### TRY IT
Below are entries; work out how many of their lines hold "JSON", giving only that number.

********************

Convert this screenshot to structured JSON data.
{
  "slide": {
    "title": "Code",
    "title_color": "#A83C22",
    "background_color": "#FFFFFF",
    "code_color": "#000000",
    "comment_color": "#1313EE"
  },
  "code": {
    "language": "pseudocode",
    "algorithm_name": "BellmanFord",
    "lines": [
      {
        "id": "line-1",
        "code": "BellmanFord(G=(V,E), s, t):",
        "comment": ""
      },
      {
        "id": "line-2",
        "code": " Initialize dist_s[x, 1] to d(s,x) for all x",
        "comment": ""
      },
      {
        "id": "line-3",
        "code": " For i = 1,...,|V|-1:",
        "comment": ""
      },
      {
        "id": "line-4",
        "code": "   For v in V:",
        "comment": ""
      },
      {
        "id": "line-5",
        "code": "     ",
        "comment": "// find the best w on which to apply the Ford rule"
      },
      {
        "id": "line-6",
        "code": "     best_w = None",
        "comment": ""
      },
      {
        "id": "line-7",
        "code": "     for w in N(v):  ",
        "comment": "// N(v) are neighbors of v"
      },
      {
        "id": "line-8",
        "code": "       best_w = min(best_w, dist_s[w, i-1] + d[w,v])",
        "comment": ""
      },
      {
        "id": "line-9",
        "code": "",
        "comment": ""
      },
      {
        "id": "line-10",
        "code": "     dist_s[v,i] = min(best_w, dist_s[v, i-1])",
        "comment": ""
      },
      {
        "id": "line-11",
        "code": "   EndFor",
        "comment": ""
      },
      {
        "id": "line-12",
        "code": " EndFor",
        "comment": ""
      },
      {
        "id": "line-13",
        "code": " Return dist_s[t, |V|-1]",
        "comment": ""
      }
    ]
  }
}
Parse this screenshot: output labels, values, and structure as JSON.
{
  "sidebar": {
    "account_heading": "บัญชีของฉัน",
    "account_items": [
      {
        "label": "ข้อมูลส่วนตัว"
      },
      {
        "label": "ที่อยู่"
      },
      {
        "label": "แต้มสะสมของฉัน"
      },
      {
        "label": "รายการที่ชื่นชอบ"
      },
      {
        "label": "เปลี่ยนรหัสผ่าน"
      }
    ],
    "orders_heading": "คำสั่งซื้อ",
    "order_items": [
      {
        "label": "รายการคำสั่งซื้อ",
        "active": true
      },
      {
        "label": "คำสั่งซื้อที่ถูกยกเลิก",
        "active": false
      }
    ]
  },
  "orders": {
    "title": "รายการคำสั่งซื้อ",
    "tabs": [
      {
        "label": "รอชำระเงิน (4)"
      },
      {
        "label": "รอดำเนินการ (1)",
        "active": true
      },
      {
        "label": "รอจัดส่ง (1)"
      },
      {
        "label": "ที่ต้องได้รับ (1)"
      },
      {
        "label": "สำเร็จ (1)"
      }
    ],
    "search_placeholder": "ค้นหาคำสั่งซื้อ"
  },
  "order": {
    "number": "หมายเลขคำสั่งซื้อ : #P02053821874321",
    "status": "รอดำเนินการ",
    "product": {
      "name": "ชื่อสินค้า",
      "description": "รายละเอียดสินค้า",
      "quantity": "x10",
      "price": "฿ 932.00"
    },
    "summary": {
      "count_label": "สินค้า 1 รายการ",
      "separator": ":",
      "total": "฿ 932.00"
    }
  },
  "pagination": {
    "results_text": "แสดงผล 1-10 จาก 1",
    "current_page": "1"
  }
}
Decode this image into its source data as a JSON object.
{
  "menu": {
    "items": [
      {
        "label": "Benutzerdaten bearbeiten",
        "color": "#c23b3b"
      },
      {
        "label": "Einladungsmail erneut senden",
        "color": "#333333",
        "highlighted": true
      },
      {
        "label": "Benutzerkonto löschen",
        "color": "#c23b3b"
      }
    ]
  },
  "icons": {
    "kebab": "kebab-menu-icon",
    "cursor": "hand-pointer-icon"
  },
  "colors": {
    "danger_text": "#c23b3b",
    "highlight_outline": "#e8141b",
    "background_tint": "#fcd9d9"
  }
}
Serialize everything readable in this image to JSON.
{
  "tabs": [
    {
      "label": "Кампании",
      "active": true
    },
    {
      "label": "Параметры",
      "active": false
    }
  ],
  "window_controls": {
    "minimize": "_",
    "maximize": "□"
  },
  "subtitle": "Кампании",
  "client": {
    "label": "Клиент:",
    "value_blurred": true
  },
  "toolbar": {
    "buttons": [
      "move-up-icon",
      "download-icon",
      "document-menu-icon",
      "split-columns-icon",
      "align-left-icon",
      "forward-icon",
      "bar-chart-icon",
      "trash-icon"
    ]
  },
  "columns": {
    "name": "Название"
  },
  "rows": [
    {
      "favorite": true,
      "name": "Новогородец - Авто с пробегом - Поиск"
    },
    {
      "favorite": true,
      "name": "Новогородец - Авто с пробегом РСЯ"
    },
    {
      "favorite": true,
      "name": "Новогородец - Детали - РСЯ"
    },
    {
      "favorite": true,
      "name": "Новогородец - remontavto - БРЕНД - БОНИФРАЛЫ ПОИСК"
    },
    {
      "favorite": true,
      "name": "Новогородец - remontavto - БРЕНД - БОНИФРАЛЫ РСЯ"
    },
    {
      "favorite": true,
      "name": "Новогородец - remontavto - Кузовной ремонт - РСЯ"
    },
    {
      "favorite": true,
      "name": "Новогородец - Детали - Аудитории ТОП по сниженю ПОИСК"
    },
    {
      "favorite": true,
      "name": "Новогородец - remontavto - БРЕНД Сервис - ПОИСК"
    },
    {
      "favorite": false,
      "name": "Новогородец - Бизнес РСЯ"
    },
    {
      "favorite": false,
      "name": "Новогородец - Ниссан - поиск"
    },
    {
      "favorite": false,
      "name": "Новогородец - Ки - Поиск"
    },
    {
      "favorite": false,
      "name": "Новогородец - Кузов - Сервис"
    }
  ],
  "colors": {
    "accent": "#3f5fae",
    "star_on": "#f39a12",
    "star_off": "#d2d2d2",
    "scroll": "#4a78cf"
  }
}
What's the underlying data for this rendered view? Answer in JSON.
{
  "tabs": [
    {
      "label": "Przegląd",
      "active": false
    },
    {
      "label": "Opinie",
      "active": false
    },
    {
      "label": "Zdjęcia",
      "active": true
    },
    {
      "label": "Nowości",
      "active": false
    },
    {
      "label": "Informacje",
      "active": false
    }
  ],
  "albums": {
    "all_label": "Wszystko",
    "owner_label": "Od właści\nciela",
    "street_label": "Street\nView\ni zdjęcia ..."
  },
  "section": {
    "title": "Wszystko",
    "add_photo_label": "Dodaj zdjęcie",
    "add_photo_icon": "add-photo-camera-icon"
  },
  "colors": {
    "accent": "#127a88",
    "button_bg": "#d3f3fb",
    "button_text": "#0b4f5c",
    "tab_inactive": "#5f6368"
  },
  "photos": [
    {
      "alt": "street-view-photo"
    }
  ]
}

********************

### REPLY TO THE TASK
5